In the series of exam wrapper assignments, students are asked to complete (1) a reflection detailing what they wanted to happen on their first round of exams, (2) a traditional exam wrapper activity recounting their preparatory behaviors and learning strategies and the results of their exams, and (3) a reflection on what was learned from the experience, and (4) a plan for improvement for each of their STEM courses. This process is repeated following the second round of exams.

One modification of the exam wrapper between its first and second implementation was the introduction of the after-action review terminology. In order to emphasize the students’ professional development as engineers, the experience with exam wrappers was framed as a four-stage after-action review.

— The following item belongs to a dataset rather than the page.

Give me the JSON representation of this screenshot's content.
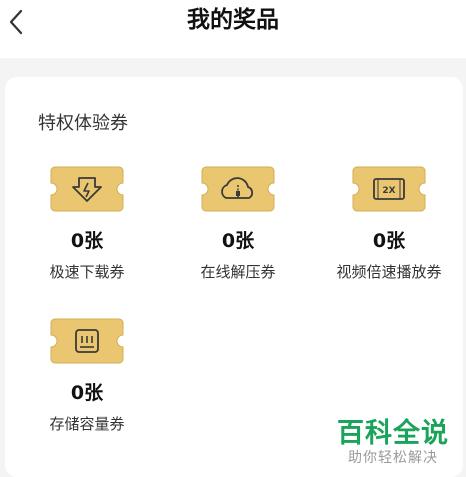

After-action reviews are used to debrief the process and performance on a training event and include four phases: planning, preparation, execution, and follow-up [3]. The exam wrapper activity was intentionally created to model the structure and process of the after-action reviews utilized in industry with the goal of engaging students with the value of gaining real-world skills.

The current study investigates two primary research questions utilizing a qualitative methodological approach. First, it seeks to determine the impact of the exam wrapper activity on subsequent exam scores for students in the second cohort. Second, it aims to understand how the experience with exam wrappers varied between students in the first cohort and the second cohort. The results of the analysis suggest that qualitative themes related to students’ experiences differed as a result of the structure and framing of the activity from one iteration to the next. A discussion of the results and implications for educators are provided.

Stephan, A. T., & Stephan, E. A., & Miller, M. K. (2020, June), Extended Exam Wrappers: A Comparison of Approaches in a Learning Strategies Course Paper presented at 2020 ASEE Virtual Annual Conference Content Access, Virtual On line . 10.18260/1-2--34654

ASEE holds the copyright on this document. It may be read by the public free of charge. Authors may archive their work on personal websites or in institutional repositories with the following citation: © 2020 American Society for Engineering Education. Other scholars may excerpt or quote from these materials with the same citation. When excerpting or quoting from Conference Proceedings, authors should, in addition to noting the ASEE copyright, list all the original authors and their institutions and name the host city of the conference. - Last updated April 1, 2015